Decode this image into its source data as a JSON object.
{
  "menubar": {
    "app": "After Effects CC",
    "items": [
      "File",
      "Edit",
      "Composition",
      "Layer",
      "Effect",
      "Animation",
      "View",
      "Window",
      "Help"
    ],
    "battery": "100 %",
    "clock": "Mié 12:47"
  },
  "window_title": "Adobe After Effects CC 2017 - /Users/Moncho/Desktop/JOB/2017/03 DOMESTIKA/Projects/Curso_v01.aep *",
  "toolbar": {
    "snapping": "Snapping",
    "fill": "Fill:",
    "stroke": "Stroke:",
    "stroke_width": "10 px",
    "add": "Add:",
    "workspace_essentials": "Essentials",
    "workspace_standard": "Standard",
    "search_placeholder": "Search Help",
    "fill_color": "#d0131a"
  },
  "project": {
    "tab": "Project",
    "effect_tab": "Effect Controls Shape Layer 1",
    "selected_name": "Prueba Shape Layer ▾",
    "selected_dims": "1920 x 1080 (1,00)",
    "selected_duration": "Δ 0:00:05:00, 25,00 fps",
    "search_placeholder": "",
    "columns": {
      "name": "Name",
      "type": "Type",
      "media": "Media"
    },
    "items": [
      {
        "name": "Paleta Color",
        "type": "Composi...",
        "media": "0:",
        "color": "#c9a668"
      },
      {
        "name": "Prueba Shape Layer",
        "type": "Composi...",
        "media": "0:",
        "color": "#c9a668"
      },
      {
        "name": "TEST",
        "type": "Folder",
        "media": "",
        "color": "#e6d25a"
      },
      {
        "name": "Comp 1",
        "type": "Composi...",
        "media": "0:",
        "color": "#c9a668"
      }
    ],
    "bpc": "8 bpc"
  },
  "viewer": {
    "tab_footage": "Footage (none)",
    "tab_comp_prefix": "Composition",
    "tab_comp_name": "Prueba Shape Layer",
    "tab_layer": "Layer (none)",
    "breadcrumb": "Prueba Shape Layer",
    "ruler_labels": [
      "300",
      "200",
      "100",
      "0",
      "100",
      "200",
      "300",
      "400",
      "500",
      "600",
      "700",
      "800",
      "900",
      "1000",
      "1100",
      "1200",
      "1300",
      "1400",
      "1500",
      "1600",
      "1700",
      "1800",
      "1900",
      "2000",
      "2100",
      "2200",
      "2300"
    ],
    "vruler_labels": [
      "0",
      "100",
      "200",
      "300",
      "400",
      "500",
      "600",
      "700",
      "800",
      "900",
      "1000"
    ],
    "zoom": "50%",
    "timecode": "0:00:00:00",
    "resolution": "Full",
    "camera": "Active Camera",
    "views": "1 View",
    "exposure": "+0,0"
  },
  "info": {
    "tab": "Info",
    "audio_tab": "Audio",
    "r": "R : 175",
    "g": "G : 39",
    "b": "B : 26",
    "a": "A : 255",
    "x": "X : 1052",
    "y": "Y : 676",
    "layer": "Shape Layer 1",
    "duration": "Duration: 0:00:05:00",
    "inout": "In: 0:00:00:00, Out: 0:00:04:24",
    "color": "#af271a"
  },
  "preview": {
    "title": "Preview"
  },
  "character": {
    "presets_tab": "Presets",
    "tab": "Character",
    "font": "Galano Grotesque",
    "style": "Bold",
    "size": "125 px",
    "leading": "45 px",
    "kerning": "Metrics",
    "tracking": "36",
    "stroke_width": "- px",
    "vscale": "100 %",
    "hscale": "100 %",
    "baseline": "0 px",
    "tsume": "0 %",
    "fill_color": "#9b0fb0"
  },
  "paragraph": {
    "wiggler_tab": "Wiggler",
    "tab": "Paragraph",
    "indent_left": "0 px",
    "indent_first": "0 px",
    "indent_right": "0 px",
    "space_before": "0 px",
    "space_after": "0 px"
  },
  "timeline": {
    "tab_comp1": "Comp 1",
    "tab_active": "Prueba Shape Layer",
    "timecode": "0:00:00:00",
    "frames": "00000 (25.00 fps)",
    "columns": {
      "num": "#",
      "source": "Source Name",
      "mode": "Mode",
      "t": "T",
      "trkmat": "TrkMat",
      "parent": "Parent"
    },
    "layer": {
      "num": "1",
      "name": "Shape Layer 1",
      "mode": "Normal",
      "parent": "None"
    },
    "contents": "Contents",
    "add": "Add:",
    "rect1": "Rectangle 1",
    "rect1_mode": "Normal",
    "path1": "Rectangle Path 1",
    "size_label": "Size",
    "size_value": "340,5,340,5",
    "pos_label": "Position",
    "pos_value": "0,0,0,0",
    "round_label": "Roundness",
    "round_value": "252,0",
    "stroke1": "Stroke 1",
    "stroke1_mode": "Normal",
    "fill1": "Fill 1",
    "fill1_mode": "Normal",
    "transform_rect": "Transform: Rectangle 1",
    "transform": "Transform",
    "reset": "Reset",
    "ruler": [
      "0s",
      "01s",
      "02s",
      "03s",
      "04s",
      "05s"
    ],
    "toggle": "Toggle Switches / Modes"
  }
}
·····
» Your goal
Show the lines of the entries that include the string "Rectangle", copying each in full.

» Response to this task
    "rect1": "Rectangle 1",
    "path1": "Rectangle Path 1",
    "transform_rect": "Transform: Rectangle 1",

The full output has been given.